-- Opening Marker --
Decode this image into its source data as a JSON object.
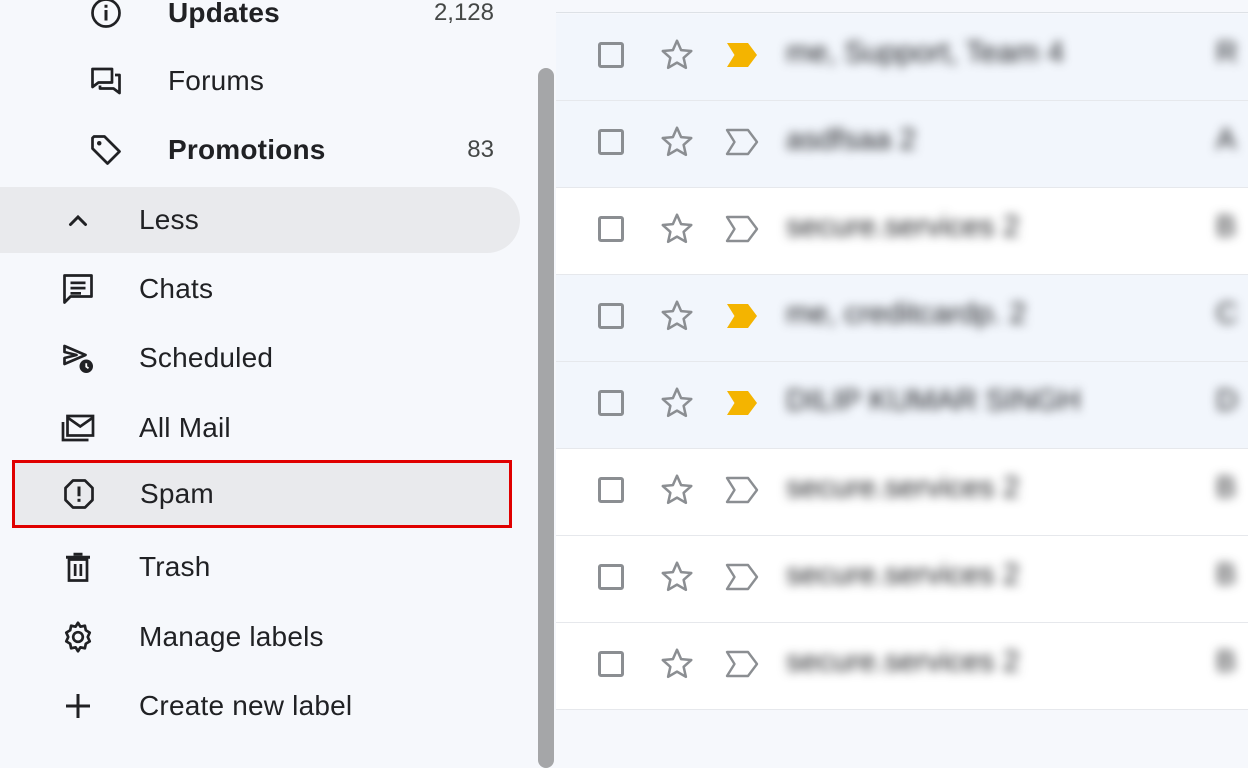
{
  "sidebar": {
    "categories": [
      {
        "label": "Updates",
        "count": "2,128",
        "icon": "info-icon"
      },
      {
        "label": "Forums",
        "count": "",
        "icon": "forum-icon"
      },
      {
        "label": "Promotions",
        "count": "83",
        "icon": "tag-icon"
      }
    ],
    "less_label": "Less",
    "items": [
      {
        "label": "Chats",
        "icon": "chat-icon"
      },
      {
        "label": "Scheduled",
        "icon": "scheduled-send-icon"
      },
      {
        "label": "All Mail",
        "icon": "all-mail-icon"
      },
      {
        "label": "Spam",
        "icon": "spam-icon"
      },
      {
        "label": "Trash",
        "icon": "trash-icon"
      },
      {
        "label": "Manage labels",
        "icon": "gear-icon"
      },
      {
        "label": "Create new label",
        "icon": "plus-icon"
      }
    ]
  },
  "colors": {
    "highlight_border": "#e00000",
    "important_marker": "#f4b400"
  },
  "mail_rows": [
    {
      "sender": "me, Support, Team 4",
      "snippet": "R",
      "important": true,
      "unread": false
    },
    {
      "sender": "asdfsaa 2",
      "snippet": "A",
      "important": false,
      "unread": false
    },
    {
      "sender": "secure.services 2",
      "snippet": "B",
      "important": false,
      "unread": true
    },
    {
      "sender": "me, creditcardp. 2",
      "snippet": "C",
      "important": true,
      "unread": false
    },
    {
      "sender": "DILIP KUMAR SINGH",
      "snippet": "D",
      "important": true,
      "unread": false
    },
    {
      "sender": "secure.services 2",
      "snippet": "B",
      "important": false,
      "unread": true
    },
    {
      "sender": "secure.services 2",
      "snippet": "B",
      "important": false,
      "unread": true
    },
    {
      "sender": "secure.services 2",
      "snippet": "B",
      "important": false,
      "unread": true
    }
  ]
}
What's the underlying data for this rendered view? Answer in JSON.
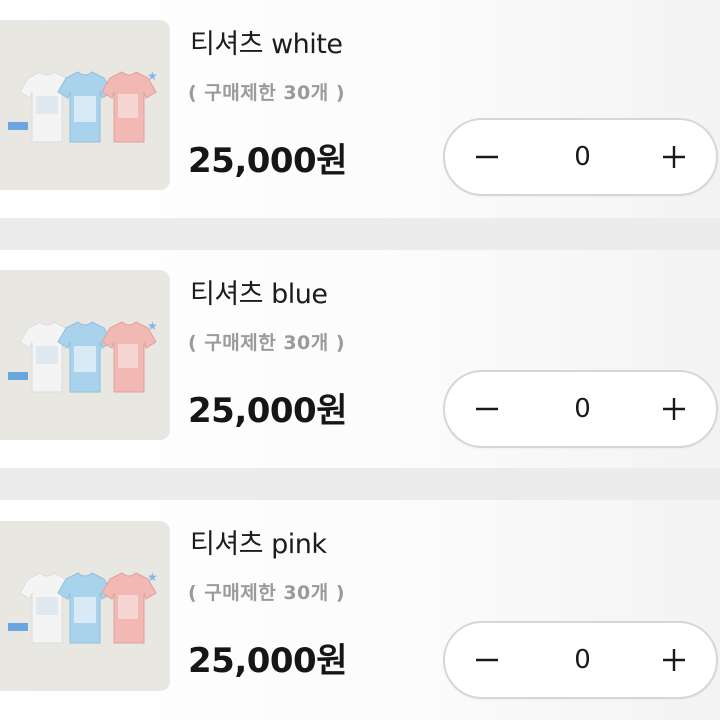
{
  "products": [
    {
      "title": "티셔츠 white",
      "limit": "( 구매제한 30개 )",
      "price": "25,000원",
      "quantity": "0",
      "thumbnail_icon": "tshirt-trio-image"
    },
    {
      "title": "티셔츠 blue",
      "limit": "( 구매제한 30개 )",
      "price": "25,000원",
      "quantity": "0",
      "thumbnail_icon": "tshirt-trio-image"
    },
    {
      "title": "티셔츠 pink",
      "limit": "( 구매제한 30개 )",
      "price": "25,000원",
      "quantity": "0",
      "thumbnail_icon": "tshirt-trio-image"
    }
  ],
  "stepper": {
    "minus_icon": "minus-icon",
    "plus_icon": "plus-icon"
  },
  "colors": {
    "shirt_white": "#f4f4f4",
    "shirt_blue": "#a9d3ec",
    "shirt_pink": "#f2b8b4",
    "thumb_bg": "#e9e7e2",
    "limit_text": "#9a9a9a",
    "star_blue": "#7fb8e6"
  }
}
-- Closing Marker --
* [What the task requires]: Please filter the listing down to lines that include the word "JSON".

* [Solution]:
Decode this image into its source data as a JSON object.
What's the underlying data for this rendered view? Answer in JSON.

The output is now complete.